This is utter filth and I blame it entirely on @ocktorok .
TW for drug use.
Hux stares at the expanse of Amidala’s bared back, birthmark-scattered, flesh framed by lace stitched with nephrite-pearls and more feathers, glinting oily in the twilight. Then Amidala faces Hux once more. His eyes seem almost black. They are wide, drinking in all luminescence. They make Amidala look young. Vulnerable. Disgust shivers through Hux. Amidala must’ve picked that up, that damned Force sensitivity, and Amidala stands. For a second Hux hopes Amidala will simply leave. He does not. Instead he pulls the curtains shut.
“I was watching,” Hux cuts in.
“I’ll give you something better to watch,” Amidala replies.
So I don’t know if I’ve mentioned her before, but one of my favorite portraits of all time is the portrait of Alida Schouten by Jan Albertsz Rootius.
There’s nothing particularly noteworthy or outstanding about this portrait, but for whatever reason it speaks to me. And since in my mind my portfolio needs a nice big project that will show off my skills, I’ve decided that I want to try my hand at recreating this dress. Part of this has been spurned on by the fact that I’m planning on taking
an independent study this upcoming semester. Another part of me has
thought about entering some costume competitions. The biggest part is
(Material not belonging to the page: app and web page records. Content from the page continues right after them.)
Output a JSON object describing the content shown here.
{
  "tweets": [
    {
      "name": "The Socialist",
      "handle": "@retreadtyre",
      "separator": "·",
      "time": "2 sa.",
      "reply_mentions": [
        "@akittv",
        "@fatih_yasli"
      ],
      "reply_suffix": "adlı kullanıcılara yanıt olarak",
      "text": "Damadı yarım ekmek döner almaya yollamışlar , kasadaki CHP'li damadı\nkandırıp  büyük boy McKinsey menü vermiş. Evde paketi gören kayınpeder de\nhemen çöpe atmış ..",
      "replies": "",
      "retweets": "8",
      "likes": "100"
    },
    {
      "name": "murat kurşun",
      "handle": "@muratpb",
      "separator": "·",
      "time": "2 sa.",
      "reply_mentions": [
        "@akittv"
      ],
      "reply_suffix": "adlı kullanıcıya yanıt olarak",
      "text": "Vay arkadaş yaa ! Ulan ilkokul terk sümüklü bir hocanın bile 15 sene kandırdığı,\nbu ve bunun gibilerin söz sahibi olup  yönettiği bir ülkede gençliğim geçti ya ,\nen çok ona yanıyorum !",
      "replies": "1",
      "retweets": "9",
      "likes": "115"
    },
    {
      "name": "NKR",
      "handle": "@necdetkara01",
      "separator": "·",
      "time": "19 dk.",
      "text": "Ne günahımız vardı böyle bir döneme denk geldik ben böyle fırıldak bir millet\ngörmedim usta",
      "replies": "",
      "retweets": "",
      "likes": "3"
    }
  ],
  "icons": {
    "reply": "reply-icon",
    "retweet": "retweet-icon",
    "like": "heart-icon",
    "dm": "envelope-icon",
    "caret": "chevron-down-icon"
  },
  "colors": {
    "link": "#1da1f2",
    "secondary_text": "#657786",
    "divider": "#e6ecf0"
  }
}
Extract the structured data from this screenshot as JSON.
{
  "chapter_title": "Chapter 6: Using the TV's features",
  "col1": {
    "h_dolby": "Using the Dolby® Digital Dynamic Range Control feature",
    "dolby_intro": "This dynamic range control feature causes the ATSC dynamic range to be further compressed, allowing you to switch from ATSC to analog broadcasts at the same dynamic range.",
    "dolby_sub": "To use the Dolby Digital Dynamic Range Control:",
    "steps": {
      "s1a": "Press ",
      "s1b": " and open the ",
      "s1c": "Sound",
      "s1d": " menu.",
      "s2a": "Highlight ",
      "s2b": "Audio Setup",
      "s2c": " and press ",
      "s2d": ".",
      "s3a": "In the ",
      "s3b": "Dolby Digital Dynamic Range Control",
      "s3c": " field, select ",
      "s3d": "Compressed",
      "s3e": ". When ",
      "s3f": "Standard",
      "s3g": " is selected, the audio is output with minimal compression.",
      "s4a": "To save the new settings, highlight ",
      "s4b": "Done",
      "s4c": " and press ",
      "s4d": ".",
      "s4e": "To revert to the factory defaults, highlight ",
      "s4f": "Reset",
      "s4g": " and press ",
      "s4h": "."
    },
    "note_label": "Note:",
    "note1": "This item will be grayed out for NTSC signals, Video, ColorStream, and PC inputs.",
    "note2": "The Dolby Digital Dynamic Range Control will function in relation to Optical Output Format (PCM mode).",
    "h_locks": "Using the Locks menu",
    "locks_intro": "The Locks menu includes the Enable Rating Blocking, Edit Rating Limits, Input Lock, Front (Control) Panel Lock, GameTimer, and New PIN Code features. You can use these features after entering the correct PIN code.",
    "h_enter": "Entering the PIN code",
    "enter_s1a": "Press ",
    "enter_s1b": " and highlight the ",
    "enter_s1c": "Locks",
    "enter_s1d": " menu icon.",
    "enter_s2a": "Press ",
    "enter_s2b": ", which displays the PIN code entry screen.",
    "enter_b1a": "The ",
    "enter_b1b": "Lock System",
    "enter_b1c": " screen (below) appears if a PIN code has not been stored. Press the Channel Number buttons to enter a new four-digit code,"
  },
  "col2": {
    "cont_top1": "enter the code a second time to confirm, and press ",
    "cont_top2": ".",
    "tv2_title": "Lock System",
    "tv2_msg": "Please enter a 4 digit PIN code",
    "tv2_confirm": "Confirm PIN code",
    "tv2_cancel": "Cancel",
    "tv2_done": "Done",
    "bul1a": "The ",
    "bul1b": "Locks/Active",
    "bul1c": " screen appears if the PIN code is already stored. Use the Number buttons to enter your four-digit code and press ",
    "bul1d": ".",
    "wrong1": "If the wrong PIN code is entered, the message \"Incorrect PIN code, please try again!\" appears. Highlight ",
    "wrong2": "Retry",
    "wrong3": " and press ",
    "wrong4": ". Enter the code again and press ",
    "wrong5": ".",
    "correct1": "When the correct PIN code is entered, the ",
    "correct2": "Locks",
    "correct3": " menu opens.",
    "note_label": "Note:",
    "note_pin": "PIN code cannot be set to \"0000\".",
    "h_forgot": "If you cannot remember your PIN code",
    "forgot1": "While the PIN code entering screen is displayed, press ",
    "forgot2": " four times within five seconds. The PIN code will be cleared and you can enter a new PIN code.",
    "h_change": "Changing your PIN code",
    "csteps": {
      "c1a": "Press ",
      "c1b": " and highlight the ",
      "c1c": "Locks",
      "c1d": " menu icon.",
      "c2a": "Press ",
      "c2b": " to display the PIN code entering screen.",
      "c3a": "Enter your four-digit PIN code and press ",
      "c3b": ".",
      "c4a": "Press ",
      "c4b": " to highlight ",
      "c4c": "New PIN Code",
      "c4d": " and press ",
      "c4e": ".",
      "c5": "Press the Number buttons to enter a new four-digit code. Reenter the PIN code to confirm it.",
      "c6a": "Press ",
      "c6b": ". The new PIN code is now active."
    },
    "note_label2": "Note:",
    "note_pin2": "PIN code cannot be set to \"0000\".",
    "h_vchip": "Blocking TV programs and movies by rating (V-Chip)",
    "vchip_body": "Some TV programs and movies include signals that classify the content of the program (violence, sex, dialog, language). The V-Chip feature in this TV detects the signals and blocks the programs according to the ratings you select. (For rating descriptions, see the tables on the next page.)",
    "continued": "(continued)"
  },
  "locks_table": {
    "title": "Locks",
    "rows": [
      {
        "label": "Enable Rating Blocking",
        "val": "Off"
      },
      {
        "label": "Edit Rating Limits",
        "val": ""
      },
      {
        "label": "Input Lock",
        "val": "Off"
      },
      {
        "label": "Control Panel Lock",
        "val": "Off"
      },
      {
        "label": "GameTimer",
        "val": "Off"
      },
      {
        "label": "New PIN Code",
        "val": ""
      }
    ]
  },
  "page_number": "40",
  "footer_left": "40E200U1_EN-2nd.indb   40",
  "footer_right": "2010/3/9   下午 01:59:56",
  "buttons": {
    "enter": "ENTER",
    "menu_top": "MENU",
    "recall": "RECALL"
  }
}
that I really want a big project and this would be perfect! The 17th century is really overlooked and it would be trying my hand at something very different. Which has opened up a whole ‘nother can of worms.